Take a cute little tadpole, combined with a musical adventure, and you have the formula for one of the best-reviewed video games in the current gaming market. And it was all created in Baton Rouge.
Released this past August, “Tadpole Treble” is the creation of Taranto brothers Michael and Matthew under their indie label BitFinity Games. This is the brothers’ first collaboration together, and with the creation of the little tadpole, the Taranto brothers have succeeded with their first-ever video game.
“Michael and I grew up with the original Nintendo,” Matthew said. “And we played a lot of video games since we were kids, and we got a great love for the Nintendo series in particular like “Super Mario” series, “Legend of Zelda” series. Michael is a big Metroid fan; I’m a big “Zelda” fan, and we pretty much played a lot of Nintendo games as we grew up and that was kind of a big reason why we wanted to make the game for the Nintendo Wii U. So that was one of our side goals, and we were happy to accomplish that.”
The idea for the game came to Matthew nearly a decade ago while watching his father compose music. A big Nintendo fan, Matthew, while watching his father work, felt that the composition software was like watching a side-scrolling video game.
“I thought it would be cool to have a game where you dodge the notes in succession of the actual background song,” Matthew said. “And we decided to make that water-based…and we settled on a character, and that’s pretty much how the concept was born.”
“Growing up with our dad, he created musicals, and so we saw his love of creation, and it made us understand the process and we wanted to create something of our own that we could be equally proud of and enjoy,” Michael said.

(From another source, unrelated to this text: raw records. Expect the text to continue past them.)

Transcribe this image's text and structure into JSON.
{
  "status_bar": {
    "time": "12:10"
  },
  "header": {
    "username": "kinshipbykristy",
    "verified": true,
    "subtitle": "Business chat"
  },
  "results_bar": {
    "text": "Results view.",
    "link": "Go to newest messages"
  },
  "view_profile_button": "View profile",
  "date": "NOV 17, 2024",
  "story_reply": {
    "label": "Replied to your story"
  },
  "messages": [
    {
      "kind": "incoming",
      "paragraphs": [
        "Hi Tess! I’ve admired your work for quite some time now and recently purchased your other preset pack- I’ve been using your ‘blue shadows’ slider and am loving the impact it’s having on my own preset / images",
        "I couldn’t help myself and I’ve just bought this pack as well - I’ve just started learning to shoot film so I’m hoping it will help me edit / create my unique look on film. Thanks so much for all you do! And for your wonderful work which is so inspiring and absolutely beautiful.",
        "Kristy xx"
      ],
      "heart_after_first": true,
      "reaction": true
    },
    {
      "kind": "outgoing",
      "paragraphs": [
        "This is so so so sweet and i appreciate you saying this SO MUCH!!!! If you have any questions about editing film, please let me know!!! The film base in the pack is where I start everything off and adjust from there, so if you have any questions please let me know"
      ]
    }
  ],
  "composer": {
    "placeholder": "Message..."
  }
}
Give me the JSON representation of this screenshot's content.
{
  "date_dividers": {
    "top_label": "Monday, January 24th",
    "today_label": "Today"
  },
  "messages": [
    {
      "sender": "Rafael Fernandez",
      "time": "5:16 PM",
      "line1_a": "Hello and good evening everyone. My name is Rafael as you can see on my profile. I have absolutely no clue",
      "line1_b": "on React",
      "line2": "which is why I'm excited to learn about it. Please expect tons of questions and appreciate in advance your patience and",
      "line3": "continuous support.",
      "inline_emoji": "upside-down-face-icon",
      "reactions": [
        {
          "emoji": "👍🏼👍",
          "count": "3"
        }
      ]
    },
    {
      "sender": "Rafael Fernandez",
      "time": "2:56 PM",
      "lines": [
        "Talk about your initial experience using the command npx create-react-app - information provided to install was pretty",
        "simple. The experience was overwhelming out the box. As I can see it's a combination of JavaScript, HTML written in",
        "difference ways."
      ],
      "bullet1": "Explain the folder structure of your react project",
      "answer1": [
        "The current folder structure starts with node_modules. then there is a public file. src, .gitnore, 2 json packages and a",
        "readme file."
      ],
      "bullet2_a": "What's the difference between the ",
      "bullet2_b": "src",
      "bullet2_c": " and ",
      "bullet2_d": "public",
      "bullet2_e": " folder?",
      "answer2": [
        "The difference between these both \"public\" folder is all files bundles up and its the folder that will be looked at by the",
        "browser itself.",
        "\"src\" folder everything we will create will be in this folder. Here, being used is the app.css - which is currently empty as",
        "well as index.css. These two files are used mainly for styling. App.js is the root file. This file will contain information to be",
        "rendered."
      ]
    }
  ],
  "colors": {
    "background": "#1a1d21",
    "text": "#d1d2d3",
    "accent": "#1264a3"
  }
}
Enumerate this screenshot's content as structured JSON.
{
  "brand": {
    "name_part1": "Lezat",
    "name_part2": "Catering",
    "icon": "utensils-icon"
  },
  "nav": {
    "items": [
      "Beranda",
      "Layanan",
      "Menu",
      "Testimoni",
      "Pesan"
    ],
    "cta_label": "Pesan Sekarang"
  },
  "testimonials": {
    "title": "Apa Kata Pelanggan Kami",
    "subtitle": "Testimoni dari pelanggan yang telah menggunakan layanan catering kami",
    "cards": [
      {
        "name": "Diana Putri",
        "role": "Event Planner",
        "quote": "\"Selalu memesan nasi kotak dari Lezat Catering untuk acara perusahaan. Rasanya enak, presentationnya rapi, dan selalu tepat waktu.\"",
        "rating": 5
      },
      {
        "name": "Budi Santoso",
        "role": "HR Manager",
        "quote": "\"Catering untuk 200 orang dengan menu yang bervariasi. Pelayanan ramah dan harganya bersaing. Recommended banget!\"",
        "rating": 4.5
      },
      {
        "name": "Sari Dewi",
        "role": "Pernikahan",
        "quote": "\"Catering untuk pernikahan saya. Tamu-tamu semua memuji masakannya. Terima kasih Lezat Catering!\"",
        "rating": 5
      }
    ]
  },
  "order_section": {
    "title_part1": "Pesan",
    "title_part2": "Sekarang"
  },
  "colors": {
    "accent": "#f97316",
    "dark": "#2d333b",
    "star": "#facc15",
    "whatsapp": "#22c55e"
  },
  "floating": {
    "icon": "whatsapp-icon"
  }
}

The concept of the game centers on a little tadpole named Baton (named for both the music baton and for Baton Rouge), who is separated from his family. To get home, he must navigate through multiple streams, which are designed like musical staffs. Each brother brought their own talents to the game’s creation with Matthew working on the artwork and music, and Michael handling the marketing and programming.
According to Matthew, the music of the game was selected to be a wide variety of genres in order to stand out. Some of the songs are inspired by music Matthew enjoys such as Frank Sinatra or “Little Shop of Horrors.”
“That way I can pay homage to things I really like, while also provide a lot of variety in the process as well,” Matthew said.
The game appeals to ‘80s and ‘90s kids for it resembles a high definition version of “Mario Paint’s” music creation mode.
“It was intentional in that sense because that was one of my favorite video games growing up, and it had a composition mode where you could actually write songs, very rudimentary ones, and you could play them back,” Matthew said. “And we decided to put in a composition mode in the game itself, and I kind of looked at “Mario Paint” for a good idea of how to make something like that. Deep enough for people to really get into, but simple enough for younger kids and people who are not experienced with music to play around with.”
The game was funded via Kickstarter and raised $34,250. A huge boost in gaining that final total was through a built-in fan base of Matthew’s popular webcomic Brawl in the Family, which is a Nintendo parody.
“Having that fan base available helped jump start our game in the early years,” Matthew said.
Now, however, the game is gaining its own fan base. Currently, the PC version has a 90 out of 100 scores on the aggregate review site Metacritic.
“Overall we’re very pleased that people have enjoyed it as much as we enjoyed making it,” Michael said. “This is our first game, and we put a lot of heart and effort into it, and we think it shows, and we’re happy that people can see it as a project from two guys who enjoy video games and grew up with video games and have a love for music.”
“To add to that, the positive feedback actually surprised us,” Matthew said. “We were proud of what we had made, but we weren’t sure if it was too niche, or if not enough people would be appreciative of all the details and stuff we put into it. The feedback has been really encouraging to us, and we hope other people who are interested in the game check it out.”
However, it may be a while before the world receives a sequel to the game. While the idea of a sequel is not out of the realm of possibilities, the brothers are working on their next goals for their company.
“We were kind of talking about where to go next, and we do like the world of “Tadpole Treble,” and we wouldn’t write out a sequel, we’d keep it on the table, but our next idea would probably be to expand to a different genre,” Michael said.
“We are now looking to expand to the global market with ‘Tadpole Treble,’” Matthew said.
And the Baton Rouge video game scene is currently on fire. Under their indie label Bitfinity, the brothers work on their projects with the Level Up Lab based out of the Louisiana Tech Park. The tech park sees several indie game releases each year.
“What’s great about the indie development scene is that with the way games are distributed nowadays, you don’t have to have a factory to make cartridges or discs, you can just distribute them digitally,” Matthew said. “You can pretty much send your game anywhere in the world. I feel like in Louisiana the indie game industry will continue to grow from here.”
Photos courtesy of Bitfinity, LLC.